PROMPT: Could you filter the records below and return each line that holds "definieren"?

------ SOURCE RECORDS

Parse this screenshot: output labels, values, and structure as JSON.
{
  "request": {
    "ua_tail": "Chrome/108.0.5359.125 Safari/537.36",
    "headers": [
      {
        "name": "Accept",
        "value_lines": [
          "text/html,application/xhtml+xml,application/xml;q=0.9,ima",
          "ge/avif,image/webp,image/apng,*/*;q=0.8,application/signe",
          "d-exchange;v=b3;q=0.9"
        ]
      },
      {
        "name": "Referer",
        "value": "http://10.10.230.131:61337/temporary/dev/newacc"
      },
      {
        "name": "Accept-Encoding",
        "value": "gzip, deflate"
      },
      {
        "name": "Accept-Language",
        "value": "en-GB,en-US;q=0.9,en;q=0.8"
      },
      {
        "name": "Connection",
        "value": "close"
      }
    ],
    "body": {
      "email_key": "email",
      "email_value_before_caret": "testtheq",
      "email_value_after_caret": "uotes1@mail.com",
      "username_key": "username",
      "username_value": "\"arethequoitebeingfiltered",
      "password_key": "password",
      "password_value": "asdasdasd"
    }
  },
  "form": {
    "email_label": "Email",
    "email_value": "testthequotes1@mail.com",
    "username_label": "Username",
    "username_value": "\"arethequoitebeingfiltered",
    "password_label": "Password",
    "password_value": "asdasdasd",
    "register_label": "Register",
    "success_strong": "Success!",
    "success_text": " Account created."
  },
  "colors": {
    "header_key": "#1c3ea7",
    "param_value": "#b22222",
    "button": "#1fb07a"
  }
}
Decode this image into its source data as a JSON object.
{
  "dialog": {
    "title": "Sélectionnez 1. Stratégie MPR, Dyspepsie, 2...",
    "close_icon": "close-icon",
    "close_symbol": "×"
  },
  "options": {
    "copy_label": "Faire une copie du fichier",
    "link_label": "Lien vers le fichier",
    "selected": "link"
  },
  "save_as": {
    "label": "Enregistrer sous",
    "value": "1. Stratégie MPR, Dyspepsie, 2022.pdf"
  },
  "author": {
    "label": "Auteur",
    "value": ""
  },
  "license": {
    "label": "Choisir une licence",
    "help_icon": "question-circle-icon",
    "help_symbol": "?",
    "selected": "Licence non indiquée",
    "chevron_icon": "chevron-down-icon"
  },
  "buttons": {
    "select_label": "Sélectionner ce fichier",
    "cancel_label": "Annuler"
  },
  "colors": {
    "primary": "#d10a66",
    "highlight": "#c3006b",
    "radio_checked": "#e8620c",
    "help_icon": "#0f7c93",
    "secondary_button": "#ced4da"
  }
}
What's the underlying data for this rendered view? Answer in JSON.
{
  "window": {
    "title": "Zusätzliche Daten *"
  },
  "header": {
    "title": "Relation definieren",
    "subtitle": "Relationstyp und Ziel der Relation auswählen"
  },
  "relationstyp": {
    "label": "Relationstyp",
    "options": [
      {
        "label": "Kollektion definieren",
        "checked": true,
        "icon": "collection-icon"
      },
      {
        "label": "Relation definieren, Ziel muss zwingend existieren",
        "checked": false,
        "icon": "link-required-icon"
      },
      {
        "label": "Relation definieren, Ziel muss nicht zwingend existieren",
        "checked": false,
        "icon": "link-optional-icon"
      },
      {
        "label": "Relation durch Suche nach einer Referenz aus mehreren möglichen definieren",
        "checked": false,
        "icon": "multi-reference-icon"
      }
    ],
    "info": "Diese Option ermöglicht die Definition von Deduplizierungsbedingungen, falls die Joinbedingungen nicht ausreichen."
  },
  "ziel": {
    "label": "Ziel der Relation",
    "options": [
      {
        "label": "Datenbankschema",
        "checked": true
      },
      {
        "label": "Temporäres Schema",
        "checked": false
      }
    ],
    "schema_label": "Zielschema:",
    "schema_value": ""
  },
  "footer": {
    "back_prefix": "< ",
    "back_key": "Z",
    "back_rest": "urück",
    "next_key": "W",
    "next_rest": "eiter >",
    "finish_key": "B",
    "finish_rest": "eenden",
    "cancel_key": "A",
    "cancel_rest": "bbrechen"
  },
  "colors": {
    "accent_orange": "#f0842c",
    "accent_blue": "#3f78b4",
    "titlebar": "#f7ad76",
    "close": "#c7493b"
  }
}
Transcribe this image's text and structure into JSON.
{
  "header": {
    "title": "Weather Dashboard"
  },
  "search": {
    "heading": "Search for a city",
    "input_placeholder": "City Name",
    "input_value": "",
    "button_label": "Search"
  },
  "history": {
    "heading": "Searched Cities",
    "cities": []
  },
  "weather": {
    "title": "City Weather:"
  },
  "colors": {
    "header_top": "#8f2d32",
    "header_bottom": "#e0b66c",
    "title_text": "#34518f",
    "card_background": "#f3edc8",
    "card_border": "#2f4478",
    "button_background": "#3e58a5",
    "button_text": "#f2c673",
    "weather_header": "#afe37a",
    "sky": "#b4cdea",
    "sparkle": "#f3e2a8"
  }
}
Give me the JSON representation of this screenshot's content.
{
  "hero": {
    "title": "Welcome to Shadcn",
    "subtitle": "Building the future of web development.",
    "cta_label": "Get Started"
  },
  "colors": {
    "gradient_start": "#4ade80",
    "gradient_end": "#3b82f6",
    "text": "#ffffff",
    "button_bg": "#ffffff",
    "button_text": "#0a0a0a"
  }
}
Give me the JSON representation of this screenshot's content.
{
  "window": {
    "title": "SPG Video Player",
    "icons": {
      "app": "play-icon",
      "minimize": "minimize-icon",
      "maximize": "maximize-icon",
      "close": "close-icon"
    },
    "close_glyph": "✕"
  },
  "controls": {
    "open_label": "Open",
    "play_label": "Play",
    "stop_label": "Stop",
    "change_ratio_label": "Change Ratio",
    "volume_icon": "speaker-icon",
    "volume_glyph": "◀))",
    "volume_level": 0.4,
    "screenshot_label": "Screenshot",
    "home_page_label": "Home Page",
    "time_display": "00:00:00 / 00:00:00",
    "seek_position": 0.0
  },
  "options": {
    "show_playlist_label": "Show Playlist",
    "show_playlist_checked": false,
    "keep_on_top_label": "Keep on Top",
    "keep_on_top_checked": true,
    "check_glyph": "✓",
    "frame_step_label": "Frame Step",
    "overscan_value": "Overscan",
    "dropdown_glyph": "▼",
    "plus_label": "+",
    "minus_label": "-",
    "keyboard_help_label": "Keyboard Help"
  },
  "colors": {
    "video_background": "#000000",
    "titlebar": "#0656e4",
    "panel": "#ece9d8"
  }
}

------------

TASK SOLUTION:
    "title": "Relation definieren",
        "label": "Kollektion definieren",
        "label": "Relation definieren, Ziel muss zwingend existieren",
        "label": "Relation definieren, Ziel muss nicht zwingend existieren",
        "label": "Relation durch Suche nach einer Referenz aus mehreren möglichen definieren",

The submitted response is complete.